A love of history was mixed with the acrid smell of gun smoke and a pinch of patriotic pride Sunday as Brooklynites remembered a pivotal Revolutionary War battle that exploded over what is now Park Slope, Windsor Terrace and Green-Wood Cemetery, but is rarely given a mention in today’s history books.
So goes the Battle of Brooklyn, which is considered the first major military confrontation in the Revolutionary War.
It was almost nearly the last engagement for General George Washington, who lost 2,000 men and was forced to flee to Manhattan following fierce flogging by an onslaught of British troops.
Still, the colonists made it loud and clear that they were not going to live under the British standard any longer by taking on a military three times its size and ultimately overtaking a British fortification that is now known as the Old Stone House on 5th Avenue and 5th Street.
Following a memorial march sponsored by the Irish American Parade Committee on August 24, the bloody battle was remembered at Green-Wood Cemetery as scholars and area history buffs enjoyed a Revolutionary War re-enactment that included an infantry and artillery firing demonstration.
A commemoration party were then led by a lone bagpiper through the cemetery to the graves of Irish Korean War veterans, Matilda Tone, the wife of Irish patriot Theobald Wolfe Tone, John Gallagher, historian and author of the Battle of Brooklyn and the Minerva Monument on Battle Hill.
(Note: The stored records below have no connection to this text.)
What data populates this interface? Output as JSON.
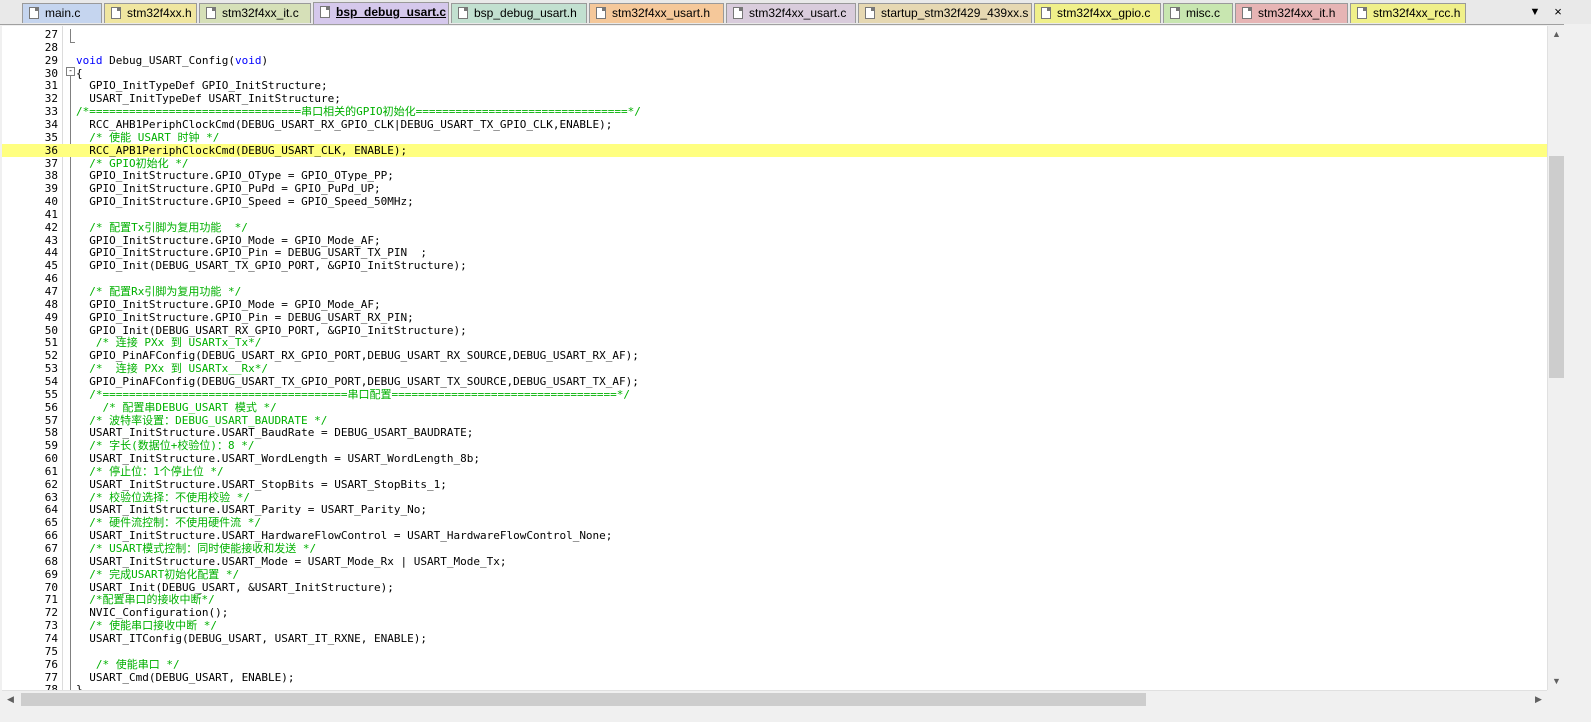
{
  "tabs": [
    {
      "label": "main.c",
      "color": "#c5d5ef",
      "active": false
    },
    {
      "label": "stm32f4xx.h",
      "color": "#f0e6a0",
      "active": false
    },
    {
      "label": "stm32f4xx_it.c",
      "color": "#d6e0b8",
      "active": false
    },
    {
      "label": "bsp_debug_usart.c",
      "color": "#d5c8ec",
      "active": true
    },
    {
      "label": "bsp_debug_usart.h",
      "color": "#c2e0d0",
      "active": false
    },
    {
      "label": "stm32f4xx_usart.h",
      "color": "#f5c89a",
      "active": false
    },
    {
      "label": "stm32f4xx_usart.c",
      "color": "#d9ccdc",
      "active": false
    },
    {
      "label": "startup_stm32f429_439xx.s",
      "color": "#e6d8b2",
      "active": false
    },
    {
      "label": "stm32f4xx_gpio.c",
      "color": "#f0f08a",
      "active": false
    },
    {
      "label": "misc.c",
      "color": "#c8e6b0",
      "active": false
    },
    {
      "label": "stm32f4xx_it.h",
      "color": "#e6b4b4",
      "active": false
    },
    {
      "label": "stm32f4xx_rcc.h",
      "color": "#f0f08a",
      "active": false
    }
  ],
  "tab_menu_icon": "dropdown-arrow-icon",
  "tab_close_icon": "close-icon",
  "tab_menu_glyph": "▼",
  "tab_close_glyph": "×",
  "current_line": 36,
  "fold_glyph": "-",
  "colors": {
    "comment": "#00b000",
    "keyword": "#0000ff",
    "current_line_bg": "#ffff80"
  },
  "code_lines": [
    {
      "n": "27",
      "text": "",
      "type": "code"
    },
    {
      "n": "28",
      "text": "",
      "type": "code"
    },
    {
      "n": "29",
      "text": "void Debug_USART_Config(void)",
      "type": "code"
    },
    {
      "n": "30",
      "text": "{",
      "type": "code"
    },
    {
      "n": "31",
      "text": "  GPIO_InitTypeDef GPIO_InitStructure;",
      "type": "code"
    },
    {
      "n": "32",
      "text": "  USART_InitTypeDef USART_InitStructure;",
      "type": "code"
    },
    {
      "n": "33",
      "text": "/*================================串口相关的GPIO初始化================================*/",
      "type": "comment"
    },
    {
      "n": "34",
      "text": "  RCC_AHB1PeriphClockCmd(DEBUG_USART_RX_GPIO_CLK|DEBUG_USART_TX_GPIO_CLK,ENABLE);",
      "type": "code"
    },
    {
      "n": "35",
      "text": "  /* 使能 USART 时钟 */",
      "type": "comment"
    },
    {
      "n": "36",
      "text": "  RCC_APB1PeriphClockCmd(DEBUG_USART_CLK, ENABLE);",
      "type": "code"
    },
    {
      "n": "37",
      "text": "  /* GPIO初始化 */",
      "type": "comment"
    },
    {
      "n": "38",
      "text": "  GPIO_InitStructure.GPIO_OType = GPIO_OType_PP;",
      "type": "code"
    },
    {
      "n": "39",
      "text": "  GPIO_InitStructure.GPIO_PuPd = GPIO_PuPd_UP;",
      "type": "code"
    },
    {
      "n": "40",
      "text": "  GPIO_InitStructure.GPIO_Speed = GPIO_Speed_50MHz;",
      "type": "code"
    },
    {
      "n": "41",
      "text": "",
      "type": "code"
    },
    {
      "n": "42",
      "text": "  /* 配置Tx引脚为复用功能  */",
      "type": "comment"
    },
    {
      "n": "43",
      "text": "  GPIO_InitStructure.GPIO_Mode = GPIO_Mode_AF;",
      "type": "code"
    },
    {
      "n": "44",
      "text": "  GPIO_InitStructure.GPIO_Pin = DEBUG_USART_TX_PIN  ;",
      "type": "code"
    },
    {
      "n": "45",
      "text": "  GPIO_Init(DEBUG_USART_TX_GPIO_PORT, &GPIO_InitStructure);",
      "type": "code"
    },
    {
      "n": "46",
      "text": "",
      "type": "code"
    },
    {
      "n": "47",
      "text": "  /* 配置Rx引脚为复用功能 */",
      "type": "comment"
    },
    {
      "n": "48",
      "text": "  GPIO_InitStructure.GPIO_Mode = GPIO_Mode_AF;",
      "type": "code"
    },
    {
      "n": "49",
      "text": "  GPIO_InitStructure.GPIO_Pin = DEBUG_USART_RX_PIN;",
      "type": "code"
    },
    {
      "n": "50",
      "text": "  GPIO_Init(DEBUG_USART_RX_GPIO_PORT, &GPIO_InitStructure);",
      "type": "code"
    },
    {
      "n": "51",
      "text": "   /* 连接 PXx 到 USARTx_Tx*/",
      "type": "comment"
    },
    {
      "n": "52",
      "text": "  GPIO_PinAFConfig(DEBUG_USART_RX_GPIO_PORT,DEBUG_USART_RX_SOURCE,DEBUG_USART_RX_AF);",
      "type": "code"
    },
    {
      "n": "53",
      "text": "  /*  连接 PXx 到 USARTx__Rx*/",
      "type": "comment"
    },
    {
      "n": "54",
      "text": "  GPIO_PinAFConfig(DEBUG_USART_TX_GPIO_PORT,DEBUG_USART_TX_SOURCE,DEBUG_USART_TX_AF);",
      "type": "code"
    },
    {
      "n": "55",
      "text": "  /*=====================================串口配置==================================*/",
      "type": "comment"
    },
    {
      "n": "56",
      "text": "    /* 配置串DEBUG_USART 模式 */",
      "type": "comment"
    },
    {
      "n": "57",
      "text": "  /* 波特率设置：DEBUG_USART_BAUDRATE */",
      "type": "comment"
    },
    {
      "n": "58",
      "text": "  USART_InitStructure.USART_BaudRate = DEBUG_USART_BAUDRATE;",
      "type": "code"
    },
    {
      "n": "59",
      "text": "  /* 字长(数据位+校验位)：8 */",
      "type": "comment"
    },
    {
      "n": "60",
      "text": "  USART_InitStructure.USART_WordLength = USART_WordLength_8b;",
      "type": "code"
    },
    {
      "n": "61",
      "text": "  /* 停止位：1个停止位 */",
      "type": "comment"
    },
    {
      "n": "62",
      "text": "  USART_InitStructure.USART_StopBits = USART_StopBits_1;",
      "type": "code"
    },
    {
      "n": "63",
      "text": "  /* 校验位选择：不使用校验 */",
      "type": "comment"
    },
    {
      "n": "64",
      "text": "  USART_InitStructure.USART_Parity = USART_Parity_No;",
      "type": "code"
    },
    {
      "n": "65",
      "text": "  /* 硬件流控制：不使用硬件流 */",
      "type": "comment"
    },
    {
      "n": "66",
      "text": "  USART_InitStructure.USART_HardwareFlowControl = USART_HardwareFlowControl_None;",
      "type": "code"
    },
    {
      "n": "67",
      "text": "  /* USART模式控制：同时使能接收和发送 */",
      "type": "comment"
    },
    {
      "n": "68",
      "text": "  USART_InitStructure.USART_Mode = USART_Mode_Rx | USART_Mode_Tx;",
      "type": "code"
    },
    {
      "n": "69",
      "text": "  /* 完成USART初始化配置 */",
      "type": "comment"
    },
    {
      "n": "70",
      "text": "  USART_Init(DEBUG_USART, &USART_InitStructure);",
      "type": "code"
    },
    {
      "n": "71",
      "text": "  /*配置串口的接收中断*/",
      "type": "comment"
    },
    {
      "n": "72",
      "text": "  NVIC_Configuration();",
      "type": "code"
    },
    {
      "n": "73",
      "text": "  /* 使能串口接收中断 */",
      "type": "comment"
    },
    {
      "n": "74",
      "text": "  USART_ITConfig(DEBUG_USART, USART_IT_RXNE, ENABLE);",
      "type": "code"
    },
    {
      "n": "75",
      "text": "",
      "type": "code"
    },
    {
      "n": "76",
      "text": "   /* 使能串口 */",
      "type": "comment"
    },
    {
      "n": "77",
      "text": "  USART_Cmd(DEBUG_USART, ENABLE);",
      "type": "code"
    },
    {
      "n": "78",
      "text": "}",
      "type": "code"
    }
  ],
  "scroll": {
    "up": "▲",
    "down": "▼",
    "left": "◀",
    "right": "▶"
  }
}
The commemoration was held to “draw attention to the vast contributions and significant and historic role of the Irish in the first battle of the American Revolution.
The day before the re-enactment, residents in Fort Greene remembered all of the American colonists who perished aboard the British prison ships moored in Wallabout Basin.
The remains of 11,500 of these victims are entombed in the Prison Ship Martyrs Monument in Fort Greene Park, which turned 100 this year.